┌─ Available data
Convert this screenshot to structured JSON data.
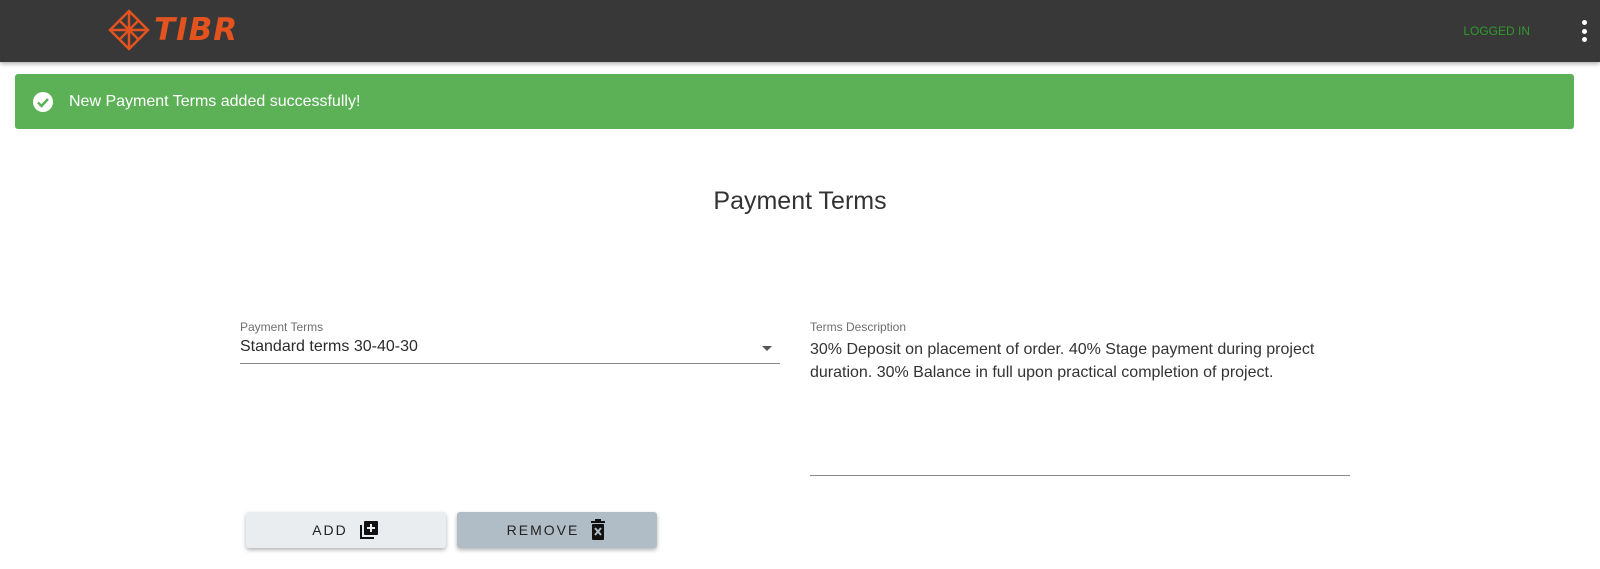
{
  "header": {
    "logo_text": "TIBR",
    "status": "LOGGED IN",
    "menu_icon": "kebab-menu-icon"
  },
  "alert": {
    "icon": "check-circle-icon",
    "message": "New Payment Terms added successfully!",
    "color": "#5cb157"
  },
  "page": {
    "title": "Payment Terms"
  },
  "form": {
    "payment_terms": {
      "label": "Payment Terms",
      "value": "Standard terms 30-40-30"
    },
    "terms_description": {
      "label": "Terms Description",
      "value": "30% Deposit on placement of order. 40% Stage payment during project duration. 30% Balance in full upon practical completion of project."
    }
  },
  "actions": {
    "add_label": "ADD",
    "add_icon": "library-add-icon",
    "remove_label": "REMOVE",
    "remove_icon": "delete-box-icon"
  },
  "colors": {
    "accent": "#e3531f",
    "topbar": "#383838",
    "success": "#5cb157"
  }
}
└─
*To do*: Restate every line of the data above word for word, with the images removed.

*Answer for the task*:
Convert this screenshot to structured JSON data.
{
  "header": {
    "logo_text": "TIBR",
    "status": "LOGGED IN",
    "menu_icon": "kebab-menu-icon"
  },
  "alert": {
    "icon": "check-circle-icon",
    "message": "New Payment Terms added successfully!",
    "color": "#5cb157"
  },
  "page": {
    "title": "Payment Terms"
  },
  "form": {
    "payment_terms": {
      "label": "Payment Terms",
      "value": "Standard terms 30-40-30"
    },
    "terms_description": {
      "label": "Terms Description",
      "value": "30% Deposit on placement of order. 40% Stage payment during project duration. 30% Balance in full upon practical completion of project."
    }
  },
  "actions": {
    "add_label": "ADD",
    "add_icon": "library-add-icon",
    "remove_label": "REMOVE",
    "remove_icon": "delete-box-icon"
  },
  "colors": {
    "accent": "#e3531f",
    "topbar": "#383838",
    "success": "#5cb157"
  }
}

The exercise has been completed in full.